**TASK OBJECTIVE**
Each line of the data that includes "productDetails" must be copied.

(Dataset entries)
--------------------

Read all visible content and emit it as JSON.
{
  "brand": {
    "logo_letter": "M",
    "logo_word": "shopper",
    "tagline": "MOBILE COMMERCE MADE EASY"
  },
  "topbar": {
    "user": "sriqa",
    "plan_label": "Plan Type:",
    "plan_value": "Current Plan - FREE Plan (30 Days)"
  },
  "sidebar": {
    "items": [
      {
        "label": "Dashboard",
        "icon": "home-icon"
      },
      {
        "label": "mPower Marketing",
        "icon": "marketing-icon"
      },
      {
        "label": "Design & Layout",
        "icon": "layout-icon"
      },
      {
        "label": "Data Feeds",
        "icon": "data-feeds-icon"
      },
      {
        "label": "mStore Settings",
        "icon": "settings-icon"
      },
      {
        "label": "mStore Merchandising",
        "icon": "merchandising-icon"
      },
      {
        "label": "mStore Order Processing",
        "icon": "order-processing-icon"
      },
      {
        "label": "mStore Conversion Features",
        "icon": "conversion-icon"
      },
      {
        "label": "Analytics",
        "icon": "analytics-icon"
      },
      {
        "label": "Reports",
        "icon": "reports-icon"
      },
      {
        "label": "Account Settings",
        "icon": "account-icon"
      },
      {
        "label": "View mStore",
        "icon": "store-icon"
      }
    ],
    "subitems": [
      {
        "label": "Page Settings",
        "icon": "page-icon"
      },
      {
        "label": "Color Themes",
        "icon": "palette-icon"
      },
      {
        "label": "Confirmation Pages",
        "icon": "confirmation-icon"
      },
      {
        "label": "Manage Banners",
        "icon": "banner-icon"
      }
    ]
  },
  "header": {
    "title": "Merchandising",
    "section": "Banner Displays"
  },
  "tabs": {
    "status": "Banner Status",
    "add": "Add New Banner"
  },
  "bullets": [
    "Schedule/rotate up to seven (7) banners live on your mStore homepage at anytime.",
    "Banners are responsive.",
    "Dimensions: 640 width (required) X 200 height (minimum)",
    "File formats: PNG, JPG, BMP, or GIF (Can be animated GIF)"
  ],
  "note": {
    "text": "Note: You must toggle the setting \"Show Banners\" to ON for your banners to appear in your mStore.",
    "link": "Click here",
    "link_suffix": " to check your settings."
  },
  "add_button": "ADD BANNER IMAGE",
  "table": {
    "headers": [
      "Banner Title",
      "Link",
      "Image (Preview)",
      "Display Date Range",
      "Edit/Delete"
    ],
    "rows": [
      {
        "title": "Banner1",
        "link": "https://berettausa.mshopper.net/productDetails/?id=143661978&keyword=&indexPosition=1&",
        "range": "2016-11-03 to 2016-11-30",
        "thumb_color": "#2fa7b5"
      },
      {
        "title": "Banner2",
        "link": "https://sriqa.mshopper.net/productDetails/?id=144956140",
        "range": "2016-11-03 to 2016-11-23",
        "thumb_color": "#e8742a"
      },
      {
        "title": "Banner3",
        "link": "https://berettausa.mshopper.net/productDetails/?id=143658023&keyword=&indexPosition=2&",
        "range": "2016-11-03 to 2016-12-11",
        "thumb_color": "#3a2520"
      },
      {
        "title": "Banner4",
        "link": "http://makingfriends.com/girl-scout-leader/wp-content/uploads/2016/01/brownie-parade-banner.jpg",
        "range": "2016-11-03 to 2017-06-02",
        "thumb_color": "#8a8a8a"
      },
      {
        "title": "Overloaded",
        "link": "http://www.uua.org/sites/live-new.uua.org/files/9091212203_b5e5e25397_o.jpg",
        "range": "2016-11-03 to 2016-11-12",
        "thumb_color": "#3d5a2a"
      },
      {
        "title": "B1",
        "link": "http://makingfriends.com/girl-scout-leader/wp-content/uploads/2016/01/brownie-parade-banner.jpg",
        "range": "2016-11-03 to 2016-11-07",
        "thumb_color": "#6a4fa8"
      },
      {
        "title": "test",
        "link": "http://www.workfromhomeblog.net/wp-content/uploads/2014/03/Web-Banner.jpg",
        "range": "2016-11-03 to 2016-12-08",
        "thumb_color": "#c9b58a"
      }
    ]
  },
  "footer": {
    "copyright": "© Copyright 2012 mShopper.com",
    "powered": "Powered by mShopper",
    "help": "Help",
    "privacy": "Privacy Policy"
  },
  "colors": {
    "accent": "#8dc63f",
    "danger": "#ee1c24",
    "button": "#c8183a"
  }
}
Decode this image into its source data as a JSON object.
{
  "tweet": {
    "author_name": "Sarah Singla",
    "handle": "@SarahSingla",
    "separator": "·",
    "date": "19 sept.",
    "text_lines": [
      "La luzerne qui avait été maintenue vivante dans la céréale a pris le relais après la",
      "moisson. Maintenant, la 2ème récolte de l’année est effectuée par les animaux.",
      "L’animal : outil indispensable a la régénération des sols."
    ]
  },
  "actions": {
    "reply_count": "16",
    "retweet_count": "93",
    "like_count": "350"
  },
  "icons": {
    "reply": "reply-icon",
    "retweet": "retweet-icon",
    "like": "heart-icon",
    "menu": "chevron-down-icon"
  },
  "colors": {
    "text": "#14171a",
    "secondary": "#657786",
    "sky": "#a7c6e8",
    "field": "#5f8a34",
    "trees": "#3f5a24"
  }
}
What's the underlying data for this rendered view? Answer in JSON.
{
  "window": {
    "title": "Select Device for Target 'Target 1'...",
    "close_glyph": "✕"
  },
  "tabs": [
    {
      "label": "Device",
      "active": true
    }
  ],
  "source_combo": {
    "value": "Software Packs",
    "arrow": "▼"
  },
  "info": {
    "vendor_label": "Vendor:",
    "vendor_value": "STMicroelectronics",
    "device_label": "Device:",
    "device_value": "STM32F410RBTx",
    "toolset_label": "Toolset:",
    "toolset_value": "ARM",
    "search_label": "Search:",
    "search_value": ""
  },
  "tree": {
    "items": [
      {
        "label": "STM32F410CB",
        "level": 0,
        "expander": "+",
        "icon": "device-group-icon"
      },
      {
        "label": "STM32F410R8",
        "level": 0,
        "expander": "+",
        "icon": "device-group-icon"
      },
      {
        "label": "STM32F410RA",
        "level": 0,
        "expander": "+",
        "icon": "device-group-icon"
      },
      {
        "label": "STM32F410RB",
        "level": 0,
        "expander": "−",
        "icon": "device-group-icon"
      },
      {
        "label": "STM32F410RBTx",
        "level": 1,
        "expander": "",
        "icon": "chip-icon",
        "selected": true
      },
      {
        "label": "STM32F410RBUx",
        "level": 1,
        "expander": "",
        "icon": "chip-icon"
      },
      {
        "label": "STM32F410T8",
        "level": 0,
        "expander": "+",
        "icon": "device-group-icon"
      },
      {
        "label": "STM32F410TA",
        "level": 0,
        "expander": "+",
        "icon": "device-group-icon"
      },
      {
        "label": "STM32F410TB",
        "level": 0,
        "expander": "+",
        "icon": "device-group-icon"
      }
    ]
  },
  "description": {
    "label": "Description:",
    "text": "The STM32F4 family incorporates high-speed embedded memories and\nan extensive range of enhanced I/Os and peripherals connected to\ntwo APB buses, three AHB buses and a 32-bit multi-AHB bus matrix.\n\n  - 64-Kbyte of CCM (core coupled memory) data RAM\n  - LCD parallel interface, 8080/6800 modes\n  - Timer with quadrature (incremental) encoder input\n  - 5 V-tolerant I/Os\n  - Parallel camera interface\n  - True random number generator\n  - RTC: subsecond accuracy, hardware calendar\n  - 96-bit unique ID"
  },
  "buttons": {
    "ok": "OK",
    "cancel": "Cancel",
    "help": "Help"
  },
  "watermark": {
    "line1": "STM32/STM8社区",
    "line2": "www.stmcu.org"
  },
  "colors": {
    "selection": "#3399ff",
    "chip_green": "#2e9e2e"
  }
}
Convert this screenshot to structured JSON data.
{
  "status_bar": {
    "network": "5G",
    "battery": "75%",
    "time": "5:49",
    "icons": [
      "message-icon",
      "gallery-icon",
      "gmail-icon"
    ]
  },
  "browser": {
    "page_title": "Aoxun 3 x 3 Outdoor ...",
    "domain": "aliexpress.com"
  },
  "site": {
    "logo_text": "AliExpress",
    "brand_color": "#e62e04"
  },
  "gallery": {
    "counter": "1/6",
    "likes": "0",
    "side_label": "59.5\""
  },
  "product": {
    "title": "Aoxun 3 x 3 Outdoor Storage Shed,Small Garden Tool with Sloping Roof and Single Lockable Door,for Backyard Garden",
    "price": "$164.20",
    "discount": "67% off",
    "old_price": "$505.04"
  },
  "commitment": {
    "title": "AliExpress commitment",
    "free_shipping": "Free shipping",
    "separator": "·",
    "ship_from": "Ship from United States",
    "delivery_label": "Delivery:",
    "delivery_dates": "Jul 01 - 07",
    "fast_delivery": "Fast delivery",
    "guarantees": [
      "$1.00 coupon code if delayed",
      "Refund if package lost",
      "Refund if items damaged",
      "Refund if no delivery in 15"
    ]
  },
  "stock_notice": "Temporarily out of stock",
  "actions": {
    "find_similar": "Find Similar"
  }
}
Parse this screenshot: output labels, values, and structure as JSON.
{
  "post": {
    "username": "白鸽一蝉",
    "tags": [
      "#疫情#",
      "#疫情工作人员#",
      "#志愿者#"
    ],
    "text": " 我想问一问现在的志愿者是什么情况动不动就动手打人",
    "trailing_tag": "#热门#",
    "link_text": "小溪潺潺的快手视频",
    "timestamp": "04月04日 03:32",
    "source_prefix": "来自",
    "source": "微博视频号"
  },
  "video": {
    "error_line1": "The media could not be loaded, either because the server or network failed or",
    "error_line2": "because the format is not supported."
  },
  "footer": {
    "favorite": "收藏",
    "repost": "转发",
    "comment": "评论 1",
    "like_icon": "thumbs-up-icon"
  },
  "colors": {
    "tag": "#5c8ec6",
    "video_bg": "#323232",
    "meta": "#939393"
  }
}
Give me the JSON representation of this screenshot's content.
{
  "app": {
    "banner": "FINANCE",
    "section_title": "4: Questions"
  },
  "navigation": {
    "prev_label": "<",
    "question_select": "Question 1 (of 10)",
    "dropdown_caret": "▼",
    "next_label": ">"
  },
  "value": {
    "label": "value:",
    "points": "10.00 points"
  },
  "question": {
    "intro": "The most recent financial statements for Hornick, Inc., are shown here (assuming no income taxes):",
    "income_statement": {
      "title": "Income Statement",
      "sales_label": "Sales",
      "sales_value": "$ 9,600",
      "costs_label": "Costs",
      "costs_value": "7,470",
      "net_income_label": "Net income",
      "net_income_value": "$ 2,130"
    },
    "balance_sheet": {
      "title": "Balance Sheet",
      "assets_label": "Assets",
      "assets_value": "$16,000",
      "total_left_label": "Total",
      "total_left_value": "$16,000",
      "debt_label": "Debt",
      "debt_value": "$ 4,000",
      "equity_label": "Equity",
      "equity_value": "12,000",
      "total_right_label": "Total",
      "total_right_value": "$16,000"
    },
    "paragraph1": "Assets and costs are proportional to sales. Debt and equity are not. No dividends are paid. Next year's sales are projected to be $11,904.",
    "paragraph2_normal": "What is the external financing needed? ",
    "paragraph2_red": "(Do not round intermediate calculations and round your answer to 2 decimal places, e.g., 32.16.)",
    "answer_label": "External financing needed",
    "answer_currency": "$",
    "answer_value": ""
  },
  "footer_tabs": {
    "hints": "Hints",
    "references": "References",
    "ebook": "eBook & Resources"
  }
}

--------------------

**THE COMPLETED TASK**
        "link": "https://berettausa.mshopper.net/productDetails/?id=143661978&keyword=&indexPosition=1&",
        "link": "https://sriqa.mshopper.net/productDetails/?id=144956140",
        "link": "https://berettausa.mshopper.net/productDetails/?id=143658023&keyword=&indexPosition=2&",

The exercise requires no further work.